Azerbaijani labor unions still operate as they did under the Soviet system and remain highly dependent on the Government. Such progovernment umbrella organizations as the Azerbaijani Union of Professional Workers are free to participate in international bodies. There is a legal right to strike. Widespread strikes in the crucial oil sector during the summer over unpaid back wages led to a backdown of the Government and an agreement to raise wages. In general there are no established mechanisms to avoid such wildcat strikes. Unions and workers per se were not the subject of human rights abuses. The 1991 constitutional law grants freedom of association, including the right to form labor unions. However, most industrial and white-collar workers are organized into one or another subbranch of the Azerbaijani Labor Federation (Profsoyuz), run by the Government (which also still owns the major industries). There are no formal restrictions on strikes nor provisions for retribution against strikers (under normal conditions before the imposition of a state of emergency in October). Unions are free to form federations and to affiliate with international bodies.
b. The Right to Organize and Bargain Collectively
Collective bargaining remained at a rudimentary level. Government-appointed boards and directors run the major enterprises and set wages. Unions do not participate in determining wage levels. In a carryover from the Soviet system, both management and workers are considered to be members of the Profsoyuz. There are no export processing zones.
c. Prohibition of Forced or Compulsory Labor
Forced or compulsory labor is prohibited by law and is not known to be practiced. Two departments in the prosecutor's office (the Department of Implementation of the Labor Code and the Department for Oversight Over Minors) enforce the prohibition on forced or compulsory labor.
d. Minimum Age for Employment of Children
The minimum employment age is 16 years. Children of 14 are allowed to work during vacations with the consent of their parents and certification of a physician. Children of 15 may work if the workplace's labor union does not object. There is no explicit restriction on the kinds of work that children aged 15 may perform with union consent. The Government (Labor Ministry) has primary enforcement responsibility for child labor laws.
e. Acceptable Conditions of Work
The Government set the nationwide administrative minimum wage by decree, raising it numerous times because of inflation. As of December, it was less than $1.00 (4,000 manats) per month. The recommended wage level to meet basic subsistence needs was estimated to be 67,000-75,000 manats, as of November. It is not known how effectively the payment of the minimum wage was enforced. The disruption of trade links with the rest of the former Soviet Union has affected employment in many industries. Idle factory workers typically receive a third of their former wage.
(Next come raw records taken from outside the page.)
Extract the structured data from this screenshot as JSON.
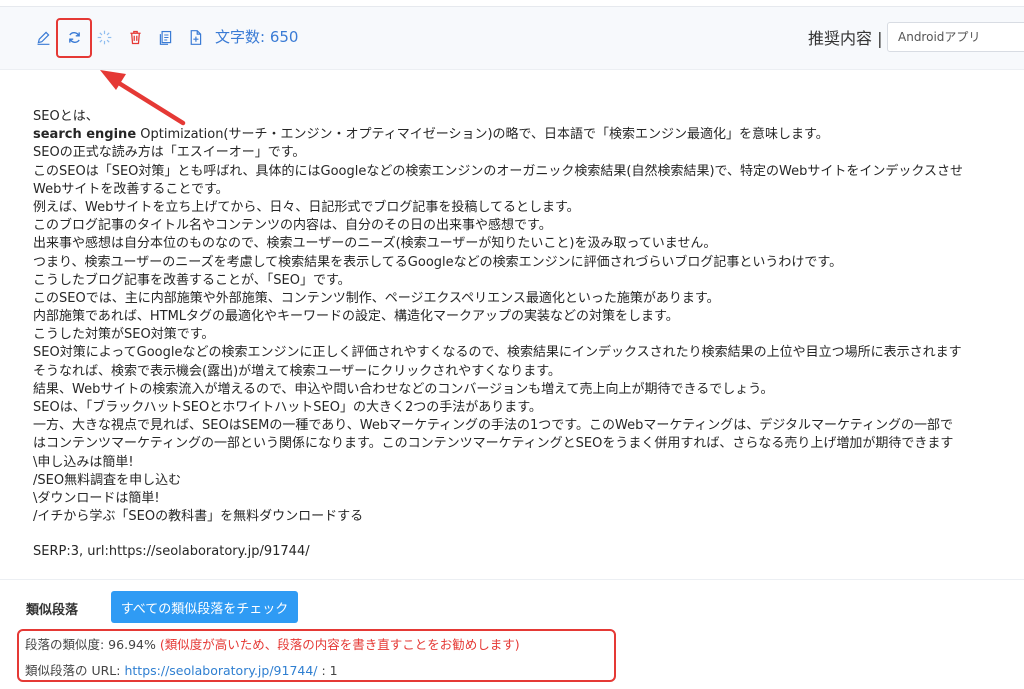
{
  "toolbar": {
    "icons": [
      "edit-icon",
      "refresh-icon",
      "sparkle-icon",
      "delete-icon",
      "copy-icon",
      "add-document-icon"
    ],
    "char_count_label": "文字数: 650",
    "recommend_label": "推奨内容 |",
    "recommend_value": "Androidアプリ"
  },
  "content": {
    "intro": "SEOとは、",
    "line1_bold": "search engine",
    "line1_rest": " Optimization(サーチ・エンジン・オプティマイゼーション)の略で、日本語で「検索エンジン最適化」を意味します。",
    "lines": [
      "SEOの正式な読み方は「エスイーオー」です。",
      "このSEOは「SEO対策」とも呼ばれ、具体的にはGoogleなどの検索エンジンのオーガニック検索結果(自然検索結果)で、特定のWebサイトをインデックスさせ",
      "Webサイトを改善することです。",
      "例えば、Webサイトを立ち上げてから、日々、日記形式でブログ記事を投稿してるとします。",
      "このブログ記事のタイトル名やコンテンツの内容は、自分のその日の出来事や感想です。",
      "出来事や感想は自分本位のものなので、検索ユーザーのニーズ(検索ユーザーが知りたいこと)を汲み取っていません。",
      "つまり、検索ユーザーのニーズを考慮して検索結果を表示してるGoogleなどの検索エンジンに評価されづらいブログ記事というわけです。",
      "こうしたブログ記事を改善することが、「SEO」です。",
      "このSEOでは、主に内部施策や外部施策、コンテンツ制作、ページエクスペリエンス最適化といった施策があります。",
      "内部施策であれば、HTMLタグの最適化やキーワードの設定、構造化マークアップの実装などの対策をします。",
      "こうした対策がSEO対策です。",
      "SEO対策によってGoogleなどの検索エンジンに正しく評価されやすくなるので、検索結果にインデックスされたり検索結果の上位や目立つ場所に表示されます",
      "そうなれば、検索で表示機会(露出)が増えて検索ユーザーにクリックされやすくなります。",
      "結果、Webサイトの検索流入が増えるので、申込や問い合わせなどのコンバージョンも増えて売上向上が期待できるでしょう。",
      "SEOは、「ブラックハットSEOとホワイトハットSEO」の大きく2つの手法があります。",
      "一方、大きな視点で見れば、SEOはSEMの一種であり、Webマーケティングの手法の1つです。このWebマーケティングは、デジタルマーケティングの一部で",
      "はコンテンツマーケティングの一部という関係になります。このコンテンツマーケティングとSEOをうまく併用すれば、さらなる売り上げ増加が期待できます",
      "\\申し込みは簡単!",
      "/SEO無料調査を申し込む",
      "\\ダウンロードは簡単!",
      "/イチから学ぶ「SEOの教科書」を無料ダウンロードする"
    ],
    "serp": "SERP:3, url:https://seolaboratory.jp/91744/"
  },
  "similar": {
    "title": "類似段落",
    "check_button": "すべての類似段落をチェック",
    "similarity_label": "段落の類似度: 96.94%",
    "warning": "(類似度が高いため、段落の内容を書き直すことをお勧めします)",
    "url_label": "類似段落の URL: ",
    "url": "https://seolaboratory.jp/91744/",
    "url_suffix": " : 1"
  },
  "colors": {
    "accent": "#2f9bf4",
    "link": "#2f7fd1",
    "warning": "#e53935",
    "delete": "#e53935"
  }
}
Under these conditions, even recourse to the extended family's "safety net" and outside sources of income make it difficult for broad sectors of the population to reach the subsistence level. The legal workweek is 41 hours. There is a 1-hour lunch break per day, plus shorter breaks in the morning and afternoon. Health and safety standards exist but are by and large ignored in the workplace.